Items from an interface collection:
----

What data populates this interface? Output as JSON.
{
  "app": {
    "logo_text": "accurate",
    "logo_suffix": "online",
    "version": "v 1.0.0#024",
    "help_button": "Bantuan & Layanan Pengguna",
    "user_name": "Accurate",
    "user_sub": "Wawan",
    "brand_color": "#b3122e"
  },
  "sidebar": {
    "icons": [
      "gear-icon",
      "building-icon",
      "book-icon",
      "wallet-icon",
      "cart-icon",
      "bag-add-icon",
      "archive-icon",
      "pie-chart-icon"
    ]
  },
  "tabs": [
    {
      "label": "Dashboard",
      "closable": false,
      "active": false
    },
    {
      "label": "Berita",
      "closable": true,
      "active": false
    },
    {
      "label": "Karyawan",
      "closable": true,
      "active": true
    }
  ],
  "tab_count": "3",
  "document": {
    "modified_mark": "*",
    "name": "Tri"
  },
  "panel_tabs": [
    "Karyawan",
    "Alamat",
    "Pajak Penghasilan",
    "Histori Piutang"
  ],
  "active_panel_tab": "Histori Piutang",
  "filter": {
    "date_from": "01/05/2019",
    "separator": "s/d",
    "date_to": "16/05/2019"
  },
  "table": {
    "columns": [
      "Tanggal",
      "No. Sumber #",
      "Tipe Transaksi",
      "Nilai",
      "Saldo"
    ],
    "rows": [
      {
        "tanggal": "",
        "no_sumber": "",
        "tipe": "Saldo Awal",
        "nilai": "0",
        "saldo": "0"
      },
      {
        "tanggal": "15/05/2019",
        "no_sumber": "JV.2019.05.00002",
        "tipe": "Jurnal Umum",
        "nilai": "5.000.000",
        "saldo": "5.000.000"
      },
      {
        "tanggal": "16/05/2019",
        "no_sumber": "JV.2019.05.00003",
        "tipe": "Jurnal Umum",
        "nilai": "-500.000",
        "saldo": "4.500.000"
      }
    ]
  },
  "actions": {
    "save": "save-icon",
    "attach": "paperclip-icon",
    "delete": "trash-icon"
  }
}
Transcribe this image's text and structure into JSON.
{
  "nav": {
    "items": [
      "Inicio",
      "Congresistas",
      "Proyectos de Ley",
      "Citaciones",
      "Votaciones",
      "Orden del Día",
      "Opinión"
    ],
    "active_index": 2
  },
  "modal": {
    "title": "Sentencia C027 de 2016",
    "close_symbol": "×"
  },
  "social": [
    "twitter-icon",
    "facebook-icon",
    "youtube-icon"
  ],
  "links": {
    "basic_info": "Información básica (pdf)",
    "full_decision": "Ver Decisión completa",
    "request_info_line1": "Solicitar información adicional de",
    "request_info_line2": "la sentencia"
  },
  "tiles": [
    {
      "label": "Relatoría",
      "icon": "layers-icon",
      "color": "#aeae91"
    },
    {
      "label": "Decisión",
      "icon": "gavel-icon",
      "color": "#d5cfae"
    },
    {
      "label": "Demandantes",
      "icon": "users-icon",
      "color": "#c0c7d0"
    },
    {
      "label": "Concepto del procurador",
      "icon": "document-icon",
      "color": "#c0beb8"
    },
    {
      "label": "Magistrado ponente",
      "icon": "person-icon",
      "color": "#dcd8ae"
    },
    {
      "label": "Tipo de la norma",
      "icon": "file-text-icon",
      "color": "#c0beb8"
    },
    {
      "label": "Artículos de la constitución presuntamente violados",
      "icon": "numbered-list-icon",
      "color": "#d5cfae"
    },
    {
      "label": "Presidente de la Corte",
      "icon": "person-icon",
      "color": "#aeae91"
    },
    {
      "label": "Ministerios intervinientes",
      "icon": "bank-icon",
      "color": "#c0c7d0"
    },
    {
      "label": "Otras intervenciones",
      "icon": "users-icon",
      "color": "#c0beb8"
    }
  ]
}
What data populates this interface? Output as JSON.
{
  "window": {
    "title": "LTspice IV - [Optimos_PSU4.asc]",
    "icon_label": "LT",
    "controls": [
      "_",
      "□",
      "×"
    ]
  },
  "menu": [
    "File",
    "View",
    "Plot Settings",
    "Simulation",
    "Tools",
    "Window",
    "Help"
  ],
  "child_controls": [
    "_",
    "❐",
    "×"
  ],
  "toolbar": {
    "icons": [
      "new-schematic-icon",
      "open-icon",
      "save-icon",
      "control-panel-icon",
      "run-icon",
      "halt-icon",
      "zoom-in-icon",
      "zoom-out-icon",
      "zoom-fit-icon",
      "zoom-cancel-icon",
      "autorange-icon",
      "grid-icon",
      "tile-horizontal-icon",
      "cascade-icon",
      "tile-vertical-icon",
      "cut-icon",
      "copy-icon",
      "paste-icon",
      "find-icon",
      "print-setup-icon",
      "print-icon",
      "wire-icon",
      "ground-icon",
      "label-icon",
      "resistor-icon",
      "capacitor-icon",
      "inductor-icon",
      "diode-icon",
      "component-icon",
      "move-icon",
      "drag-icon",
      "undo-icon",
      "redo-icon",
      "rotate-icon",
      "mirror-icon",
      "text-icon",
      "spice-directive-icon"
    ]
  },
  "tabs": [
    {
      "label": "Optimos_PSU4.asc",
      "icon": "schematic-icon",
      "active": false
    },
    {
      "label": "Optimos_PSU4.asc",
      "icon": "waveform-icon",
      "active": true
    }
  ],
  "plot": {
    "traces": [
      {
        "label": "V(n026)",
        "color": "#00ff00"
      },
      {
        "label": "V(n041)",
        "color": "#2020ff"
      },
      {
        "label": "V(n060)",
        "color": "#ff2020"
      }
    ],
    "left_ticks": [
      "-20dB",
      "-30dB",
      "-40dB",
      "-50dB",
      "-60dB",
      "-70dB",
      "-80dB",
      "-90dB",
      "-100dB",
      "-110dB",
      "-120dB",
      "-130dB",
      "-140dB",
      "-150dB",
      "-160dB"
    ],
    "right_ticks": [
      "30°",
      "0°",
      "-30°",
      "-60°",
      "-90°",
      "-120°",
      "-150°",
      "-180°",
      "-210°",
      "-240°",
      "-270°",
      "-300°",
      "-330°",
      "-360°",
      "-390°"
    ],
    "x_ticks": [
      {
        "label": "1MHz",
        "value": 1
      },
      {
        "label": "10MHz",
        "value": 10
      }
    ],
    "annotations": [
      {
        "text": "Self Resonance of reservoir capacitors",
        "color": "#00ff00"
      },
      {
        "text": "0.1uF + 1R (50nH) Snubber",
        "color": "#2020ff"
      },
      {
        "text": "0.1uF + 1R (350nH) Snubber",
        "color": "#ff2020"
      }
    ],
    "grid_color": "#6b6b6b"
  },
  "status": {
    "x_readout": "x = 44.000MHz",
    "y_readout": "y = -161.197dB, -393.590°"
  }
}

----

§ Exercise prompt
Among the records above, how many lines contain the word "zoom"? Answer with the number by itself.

§ Answer to this problem
4